After the Ledger-Enquirer published his name among the local elected officials having violated state ethics laws, Muscogee County Probate Court Judge Marc D'Antonio said he was as concerned as anyone.
He wasn't among the 53 percent (24 of 45) of local elected officials who filed required documents late or not at all in 2013, but he was among the 24 who had been assessed a late or non-filer fee since 2009, according to records kept by the Georgia Government Transparency and Campaign Finance Commission, formerly known as the Georgia Ethics Commission.
The problem was, D'Antonio said, he couldn't have filed the campaign contributions disclosure report the ethics commission listed as missing because he wasn't a candidate when the document was due March 31, 2012. His declaration of intention to accept campaign contributions was postmarked May 7, 2012, but the commission mistakenly logged the document as received on Feb. 10, 2012, instead of May 10, 2012, according to records D'Antonio shared with the Ledger-Enquirer.
After a week of phone calls and emails, D'Antonio finally has convinced the commission to correct its mistake and waive the $125 fee he was assessed.
Samantha Jenkins, the commission's education support specialist in charge of late fees, emailed D'Antonio on Monday and wrote that "the issues have been resolved" and his late filing fee was "inactivated due to data entry error. You are current with all of your filings."
D'Antonio's discovery is another example of the commission's trouble enforcing the ethics laws through the statewide electronic reporting system that started in 2010. The Ledger-Enquirer's investigation found 24 local elected officials combined to be assessed $9,600 in late or non-filer fees since 2009 - but only $925 had been paid as of Dec. 22. Many of the officials in violations said they weren't notified of the filing deadlines or weren't notified they were assessed a late or non-filer fee.
D'Antonio is among them.
"Prior to reading the article," D'Antonio wrote in an email Friday to the commission, "I had no reason to believe I was in any way out of compliance with the ethics laws related to elected officials because I have always filed my disclosures within the required time frames and was never mailed the invoice."
The reporting system is expected to improve in 2014, when local elected officials may again file their reports with the local board, which will forward the information to the state database. Superior court judges, state legislators and the district attorney will continue to file directly to the state commission.
D'Antonio expressed relief Tuesday that the commission decided his case in his favor before the new year -- on a day he was busy officiating seven weddings - and that he won't have to deal with the statewide reporting system again.
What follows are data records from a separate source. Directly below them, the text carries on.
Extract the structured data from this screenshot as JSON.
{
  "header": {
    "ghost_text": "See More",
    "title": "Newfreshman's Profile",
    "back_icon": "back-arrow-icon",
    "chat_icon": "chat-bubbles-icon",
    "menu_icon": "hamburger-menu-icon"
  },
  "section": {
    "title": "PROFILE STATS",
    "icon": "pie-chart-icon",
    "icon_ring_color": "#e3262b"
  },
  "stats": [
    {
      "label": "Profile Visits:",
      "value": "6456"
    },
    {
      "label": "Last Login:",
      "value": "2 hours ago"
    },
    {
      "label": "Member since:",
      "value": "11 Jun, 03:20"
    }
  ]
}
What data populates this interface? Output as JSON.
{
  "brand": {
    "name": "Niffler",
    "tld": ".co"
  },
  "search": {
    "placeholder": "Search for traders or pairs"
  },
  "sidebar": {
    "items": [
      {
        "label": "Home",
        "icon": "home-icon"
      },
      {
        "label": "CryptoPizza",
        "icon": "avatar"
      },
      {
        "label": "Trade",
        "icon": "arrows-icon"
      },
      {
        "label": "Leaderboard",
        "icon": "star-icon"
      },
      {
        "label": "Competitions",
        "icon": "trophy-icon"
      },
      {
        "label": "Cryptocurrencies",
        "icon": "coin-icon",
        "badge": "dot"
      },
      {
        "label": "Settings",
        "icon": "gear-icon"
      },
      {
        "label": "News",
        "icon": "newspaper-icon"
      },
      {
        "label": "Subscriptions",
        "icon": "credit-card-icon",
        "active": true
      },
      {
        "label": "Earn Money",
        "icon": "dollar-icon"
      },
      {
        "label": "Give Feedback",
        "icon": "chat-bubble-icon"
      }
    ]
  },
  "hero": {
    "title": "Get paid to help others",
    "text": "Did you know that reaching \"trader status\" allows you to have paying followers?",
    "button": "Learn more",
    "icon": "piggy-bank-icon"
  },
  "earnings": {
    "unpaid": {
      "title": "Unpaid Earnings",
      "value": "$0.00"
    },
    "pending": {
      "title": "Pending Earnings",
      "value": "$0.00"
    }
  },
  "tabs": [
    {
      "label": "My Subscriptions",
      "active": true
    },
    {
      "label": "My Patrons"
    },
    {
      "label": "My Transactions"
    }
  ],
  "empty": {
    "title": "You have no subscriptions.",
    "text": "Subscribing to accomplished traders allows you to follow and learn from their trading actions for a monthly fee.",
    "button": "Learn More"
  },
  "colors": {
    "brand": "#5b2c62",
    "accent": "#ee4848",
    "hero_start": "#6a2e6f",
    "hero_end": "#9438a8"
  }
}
"I'm obviously pleased they have resolved this," he said, "but I guess I'm looking forward to working with the folks locally."